12:28pm: Another quick talk, this on perldoc. Usually only works if installed, so he has written cpandoc, which does a fetch on anything in core Perl or CPAN. Very nice for people who prefer not to leave the command line to read docs.
One thing that strikes me: using cookies is a great convenience for users, but holy cow does it open up security concerns. At that point you should force all DB-altering calls to be POSTs, not GETs for instance.

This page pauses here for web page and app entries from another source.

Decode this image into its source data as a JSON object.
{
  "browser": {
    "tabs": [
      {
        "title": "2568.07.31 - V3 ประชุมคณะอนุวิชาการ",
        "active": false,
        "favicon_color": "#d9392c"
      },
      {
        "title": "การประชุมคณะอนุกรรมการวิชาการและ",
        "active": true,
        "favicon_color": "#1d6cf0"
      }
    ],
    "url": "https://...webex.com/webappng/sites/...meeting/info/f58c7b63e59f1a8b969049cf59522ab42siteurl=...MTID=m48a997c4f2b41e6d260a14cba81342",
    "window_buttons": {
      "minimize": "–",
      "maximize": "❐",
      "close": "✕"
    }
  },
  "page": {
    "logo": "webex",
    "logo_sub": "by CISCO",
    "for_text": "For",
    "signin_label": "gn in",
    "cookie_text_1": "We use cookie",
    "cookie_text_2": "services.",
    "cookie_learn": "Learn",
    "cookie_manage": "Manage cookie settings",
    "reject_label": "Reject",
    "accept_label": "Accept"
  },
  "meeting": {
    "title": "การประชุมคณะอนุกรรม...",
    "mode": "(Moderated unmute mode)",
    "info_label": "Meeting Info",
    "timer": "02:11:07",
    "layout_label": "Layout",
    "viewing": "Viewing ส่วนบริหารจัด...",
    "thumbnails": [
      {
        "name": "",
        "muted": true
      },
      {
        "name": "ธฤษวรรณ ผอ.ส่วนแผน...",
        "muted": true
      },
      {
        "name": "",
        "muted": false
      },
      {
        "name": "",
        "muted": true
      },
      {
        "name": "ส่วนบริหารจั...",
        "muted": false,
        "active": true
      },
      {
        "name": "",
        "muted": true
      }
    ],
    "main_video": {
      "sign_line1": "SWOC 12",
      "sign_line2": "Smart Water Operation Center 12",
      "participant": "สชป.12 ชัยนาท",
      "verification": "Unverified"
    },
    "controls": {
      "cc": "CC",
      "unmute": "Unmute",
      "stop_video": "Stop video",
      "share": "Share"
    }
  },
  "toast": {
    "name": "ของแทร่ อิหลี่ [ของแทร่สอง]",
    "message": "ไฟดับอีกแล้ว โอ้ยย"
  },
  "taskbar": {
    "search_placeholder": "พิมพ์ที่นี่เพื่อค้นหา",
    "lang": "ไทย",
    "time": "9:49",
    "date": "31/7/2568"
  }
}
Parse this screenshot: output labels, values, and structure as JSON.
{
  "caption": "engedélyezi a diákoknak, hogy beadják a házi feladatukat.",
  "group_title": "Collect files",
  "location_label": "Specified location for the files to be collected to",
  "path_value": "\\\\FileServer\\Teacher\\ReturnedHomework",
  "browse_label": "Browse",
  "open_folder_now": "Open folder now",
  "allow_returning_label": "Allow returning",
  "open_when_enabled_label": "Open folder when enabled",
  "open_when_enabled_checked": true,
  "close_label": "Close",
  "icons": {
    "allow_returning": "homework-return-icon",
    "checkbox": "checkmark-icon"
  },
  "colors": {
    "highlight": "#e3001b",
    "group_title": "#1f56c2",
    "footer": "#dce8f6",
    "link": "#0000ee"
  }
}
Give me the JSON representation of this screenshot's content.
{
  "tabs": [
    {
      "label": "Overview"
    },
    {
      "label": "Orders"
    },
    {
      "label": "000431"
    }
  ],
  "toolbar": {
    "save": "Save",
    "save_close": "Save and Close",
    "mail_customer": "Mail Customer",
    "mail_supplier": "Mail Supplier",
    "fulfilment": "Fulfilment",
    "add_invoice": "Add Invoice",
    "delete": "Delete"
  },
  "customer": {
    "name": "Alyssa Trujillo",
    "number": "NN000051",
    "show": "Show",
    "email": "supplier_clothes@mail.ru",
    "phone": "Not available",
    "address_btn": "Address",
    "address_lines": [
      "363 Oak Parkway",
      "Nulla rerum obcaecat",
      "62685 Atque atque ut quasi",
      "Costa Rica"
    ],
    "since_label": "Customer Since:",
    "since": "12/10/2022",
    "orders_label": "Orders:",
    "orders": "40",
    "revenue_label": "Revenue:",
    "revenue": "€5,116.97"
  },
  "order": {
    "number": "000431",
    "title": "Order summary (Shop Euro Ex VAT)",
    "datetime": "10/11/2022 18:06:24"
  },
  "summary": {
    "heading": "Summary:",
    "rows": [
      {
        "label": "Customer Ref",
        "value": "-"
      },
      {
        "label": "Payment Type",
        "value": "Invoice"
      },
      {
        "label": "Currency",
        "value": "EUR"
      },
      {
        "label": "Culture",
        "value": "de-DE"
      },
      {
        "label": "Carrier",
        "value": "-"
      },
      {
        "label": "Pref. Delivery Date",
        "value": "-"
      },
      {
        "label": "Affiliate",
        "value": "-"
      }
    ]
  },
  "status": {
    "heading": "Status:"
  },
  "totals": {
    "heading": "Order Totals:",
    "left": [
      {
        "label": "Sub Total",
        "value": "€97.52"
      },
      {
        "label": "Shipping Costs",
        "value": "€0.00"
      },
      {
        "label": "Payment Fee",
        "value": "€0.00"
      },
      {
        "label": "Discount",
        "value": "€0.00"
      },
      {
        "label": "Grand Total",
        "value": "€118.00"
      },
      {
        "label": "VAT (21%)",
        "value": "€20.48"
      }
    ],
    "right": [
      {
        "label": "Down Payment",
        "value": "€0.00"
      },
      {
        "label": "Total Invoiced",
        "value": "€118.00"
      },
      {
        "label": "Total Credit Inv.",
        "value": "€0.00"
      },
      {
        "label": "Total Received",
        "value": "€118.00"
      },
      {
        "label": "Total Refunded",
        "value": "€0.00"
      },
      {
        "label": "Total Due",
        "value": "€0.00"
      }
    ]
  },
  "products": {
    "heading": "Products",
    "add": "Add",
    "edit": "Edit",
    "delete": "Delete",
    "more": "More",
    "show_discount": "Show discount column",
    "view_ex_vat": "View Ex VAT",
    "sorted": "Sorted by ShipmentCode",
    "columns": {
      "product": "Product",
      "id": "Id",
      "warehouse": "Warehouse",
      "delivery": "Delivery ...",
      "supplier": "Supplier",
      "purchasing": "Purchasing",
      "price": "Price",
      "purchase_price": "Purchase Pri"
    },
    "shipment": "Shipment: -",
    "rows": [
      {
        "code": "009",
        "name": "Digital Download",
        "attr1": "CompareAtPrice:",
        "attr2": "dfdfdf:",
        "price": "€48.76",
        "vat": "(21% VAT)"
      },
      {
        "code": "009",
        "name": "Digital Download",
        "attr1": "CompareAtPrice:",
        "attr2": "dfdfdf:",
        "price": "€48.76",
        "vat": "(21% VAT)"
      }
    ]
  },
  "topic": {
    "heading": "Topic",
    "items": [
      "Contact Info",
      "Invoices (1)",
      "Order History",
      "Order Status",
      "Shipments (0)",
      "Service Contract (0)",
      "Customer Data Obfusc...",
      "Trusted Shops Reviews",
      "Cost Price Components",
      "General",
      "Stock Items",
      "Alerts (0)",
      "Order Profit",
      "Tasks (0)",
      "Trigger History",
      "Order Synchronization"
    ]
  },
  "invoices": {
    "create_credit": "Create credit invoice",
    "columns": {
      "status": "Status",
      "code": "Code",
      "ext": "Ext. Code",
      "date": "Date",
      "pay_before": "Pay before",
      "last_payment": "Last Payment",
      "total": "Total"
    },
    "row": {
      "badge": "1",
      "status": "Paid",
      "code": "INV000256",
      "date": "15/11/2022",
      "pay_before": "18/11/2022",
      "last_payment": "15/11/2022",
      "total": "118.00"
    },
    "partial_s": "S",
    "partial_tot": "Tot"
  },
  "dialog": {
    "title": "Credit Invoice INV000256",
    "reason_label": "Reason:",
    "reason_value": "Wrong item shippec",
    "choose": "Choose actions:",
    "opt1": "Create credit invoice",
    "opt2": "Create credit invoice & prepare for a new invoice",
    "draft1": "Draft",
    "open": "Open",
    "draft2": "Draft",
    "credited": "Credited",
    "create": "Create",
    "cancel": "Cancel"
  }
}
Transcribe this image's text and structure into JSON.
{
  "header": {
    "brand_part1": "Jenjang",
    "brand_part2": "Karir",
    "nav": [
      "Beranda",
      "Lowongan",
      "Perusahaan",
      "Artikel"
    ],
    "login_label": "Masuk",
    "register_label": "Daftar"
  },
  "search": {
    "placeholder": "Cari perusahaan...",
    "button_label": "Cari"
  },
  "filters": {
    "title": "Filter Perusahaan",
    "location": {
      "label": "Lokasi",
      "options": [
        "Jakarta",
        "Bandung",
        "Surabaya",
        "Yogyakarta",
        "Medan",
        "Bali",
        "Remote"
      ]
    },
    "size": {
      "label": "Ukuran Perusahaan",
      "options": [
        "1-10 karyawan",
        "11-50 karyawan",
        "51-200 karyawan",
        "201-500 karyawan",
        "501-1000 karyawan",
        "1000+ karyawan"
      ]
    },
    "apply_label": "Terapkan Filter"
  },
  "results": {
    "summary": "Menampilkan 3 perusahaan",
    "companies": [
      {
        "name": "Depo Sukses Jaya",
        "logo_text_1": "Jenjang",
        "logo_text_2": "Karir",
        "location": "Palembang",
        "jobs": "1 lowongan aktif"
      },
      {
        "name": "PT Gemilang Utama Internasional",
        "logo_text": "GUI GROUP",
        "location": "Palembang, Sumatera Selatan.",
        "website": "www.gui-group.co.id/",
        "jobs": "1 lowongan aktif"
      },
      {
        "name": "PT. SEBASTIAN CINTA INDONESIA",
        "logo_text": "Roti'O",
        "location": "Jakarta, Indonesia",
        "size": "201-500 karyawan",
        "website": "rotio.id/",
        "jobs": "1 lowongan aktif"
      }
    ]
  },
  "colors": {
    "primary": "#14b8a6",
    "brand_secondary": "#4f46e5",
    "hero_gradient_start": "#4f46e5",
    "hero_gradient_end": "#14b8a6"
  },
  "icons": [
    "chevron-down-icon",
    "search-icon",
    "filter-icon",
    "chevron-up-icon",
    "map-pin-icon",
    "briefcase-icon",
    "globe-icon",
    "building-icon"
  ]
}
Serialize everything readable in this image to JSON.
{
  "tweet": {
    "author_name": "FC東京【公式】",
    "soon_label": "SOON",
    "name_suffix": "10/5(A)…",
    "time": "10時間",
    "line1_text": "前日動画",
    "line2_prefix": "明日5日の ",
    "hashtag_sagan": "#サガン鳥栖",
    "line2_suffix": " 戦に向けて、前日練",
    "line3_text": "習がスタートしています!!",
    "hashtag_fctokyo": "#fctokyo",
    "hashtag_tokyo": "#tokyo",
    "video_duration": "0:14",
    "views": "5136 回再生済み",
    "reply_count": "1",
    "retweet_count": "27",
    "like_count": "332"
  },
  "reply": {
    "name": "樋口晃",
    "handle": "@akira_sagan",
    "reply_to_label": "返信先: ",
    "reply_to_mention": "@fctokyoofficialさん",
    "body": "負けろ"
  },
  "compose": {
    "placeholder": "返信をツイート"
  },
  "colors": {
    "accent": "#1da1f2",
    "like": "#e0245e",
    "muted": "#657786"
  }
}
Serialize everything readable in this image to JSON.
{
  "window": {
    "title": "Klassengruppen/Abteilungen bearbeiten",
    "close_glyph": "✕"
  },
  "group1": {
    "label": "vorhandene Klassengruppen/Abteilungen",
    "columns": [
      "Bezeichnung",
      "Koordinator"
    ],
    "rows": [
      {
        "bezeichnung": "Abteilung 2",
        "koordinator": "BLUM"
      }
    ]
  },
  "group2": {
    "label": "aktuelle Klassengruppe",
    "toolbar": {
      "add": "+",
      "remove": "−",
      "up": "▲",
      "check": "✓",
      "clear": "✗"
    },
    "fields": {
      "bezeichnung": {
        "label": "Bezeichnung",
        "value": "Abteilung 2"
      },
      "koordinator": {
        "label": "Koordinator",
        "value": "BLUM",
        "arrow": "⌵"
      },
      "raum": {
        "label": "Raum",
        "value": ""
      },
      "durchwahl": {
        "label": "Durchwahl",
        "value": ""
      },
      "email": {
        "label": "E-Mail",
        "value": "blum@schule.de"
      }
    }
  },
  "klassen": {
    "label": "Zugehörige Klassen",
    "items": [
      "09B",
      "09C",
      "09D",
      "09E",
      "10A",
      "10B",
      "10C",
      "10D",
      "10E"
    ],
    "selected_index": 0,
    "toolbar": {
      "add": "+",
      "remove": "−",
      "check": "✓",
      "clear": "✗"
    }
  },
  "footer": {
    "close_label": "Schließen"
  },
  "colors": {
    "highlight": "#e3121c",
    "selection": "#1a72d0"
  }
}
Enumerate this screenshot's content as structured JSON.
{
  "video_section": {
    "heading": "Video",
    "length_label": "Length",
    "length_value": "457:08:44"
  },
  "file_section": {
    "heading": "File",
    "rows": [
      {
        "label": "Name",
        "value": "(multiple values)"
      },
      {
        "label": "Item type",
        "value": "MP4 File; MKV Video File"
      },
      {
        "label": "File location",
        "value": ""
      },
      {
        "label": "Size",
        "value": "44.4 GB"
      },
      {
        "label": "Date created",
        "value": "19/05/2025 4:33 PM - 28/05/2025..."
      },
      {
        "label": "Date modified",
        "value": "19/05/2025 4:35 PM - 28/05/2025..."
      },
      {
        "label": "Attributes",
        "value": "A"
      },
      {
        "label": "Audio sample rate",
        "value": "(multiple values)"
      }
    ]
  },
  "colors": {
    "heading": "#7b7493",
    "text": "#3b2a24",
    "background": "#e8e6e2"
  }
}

Ought to be doing this anyhow for other reasons too.
12:16pm: Next: a talking about getting good debug on his dynamically generated SQL. Looks like he wrote some custom code to do this… I think DBI::Profile does just fine for this but maybe I am missing for something.
12:09pm: Next: another threading library for Perl. Ah, threading. I have occasionally messed around with forking background processes for long-running tasks, but I sincerely hope to never have to worry about threads again. I enjoy low-level work but I’d love to see process/thread management become as uncommon as memory management in HLLs.
12:02pm: Next up: ‘Slicing and Dicing Plant Genomes with Perl’. I’d secretly (whoops!) rather be working on stuff like this than on business apps… but I might be a bit behind in my knowledge of genetics…
This guy studies everything in the Nightshade family. Tomatoes, potatoes, petunias (petunias?). I think I need to bone up on my botany, too.
Interesting to know: there are a lot of opportunities to improve the applications and interfaces available to scientists.
11:57am: Now we are hearing about an effort at benchmarking template modules. Shoot, he isn’t including HTML::Template in the comparisons even though he supports benchmarking it. Oh well… it’s fast enough for me.
11:52am: Next lighting talk is a primer on creating a basic CRUD (create/read/update/delete) app with an object model. Apparently a Mojolicious framework plugin that sort of seems like a combination of an object modeler/dispatcher that also scaffolds your UI a bit.
11:51am: Hard not to notice the recruiting going on here. More than in the past it seems. Is the future brighter than ever for Perl devs?
11:46am: Next lightning-talk guy is speaking about version-controlling your home ($HOME) directory in the UNIX environment. Actually this seems more than a management script for multiple working directories, handy for coders on multiple projects…
11:40am: First lightning talk: a guy is pitching the Stackato cloud platform from Active State. Supports Perl, Python and Tcl. Supports any PSGI-compatible framework. (Is this a basic requirement for frameworks nowadays? I still don’t entirely understand the problem space that PSGI attacks)
11:16am: Keynote has concluded, looks like lightning talks next in the big room here. Not sure I recall these being a main feature before but it’s a good idea; lots of information, very quickly. We’ll see how well I blog it, though.
11:01am: Larry gets a few hugs (somewhat of a lark to cure his ‘depression’) from the crowd, and some thank-yous (not a lark) for creating Perl and allowing all of us to have careers.
10:58am: I am struck by how Larry focuses on very human issues when it comes to fostering community and collaboration… not tools. We all use collaborative tools but the real problems with cooperation are within us. Obvious, but shouldn’t we talk about it more? Try to think about solving it more? Seems like we talk about tools 90% of the time and tools won’t save the day.
10:47am: Interesting observations on ‘hares vs. tortoises’ and ‘merchants vs. craftsmen’ to describe different work styles and how they are each valuable. Also early vs. late adopters, detail vs. big picture people, leaders vs. followers…
10:42am: Larry’s wife walks in.
10:36am: Larry is typically philosophical. He’s talking about community now, ‘hugging trolls’, using social martial arts and keeping core Perl contributors sane. Imagine piloting an all-volunteer project composed of hundreds of geniuses and eccentrics. No wonder Larry thinks about the psychology of his community a lot.
10:19am: Larry reminds us that he is our BDFL. Benevolent Dictator For Life. It’s true, and we’re glad.
10:10am: Larry is about to come up for the keynote.
This is reposted from the report posted on software.unh.edu.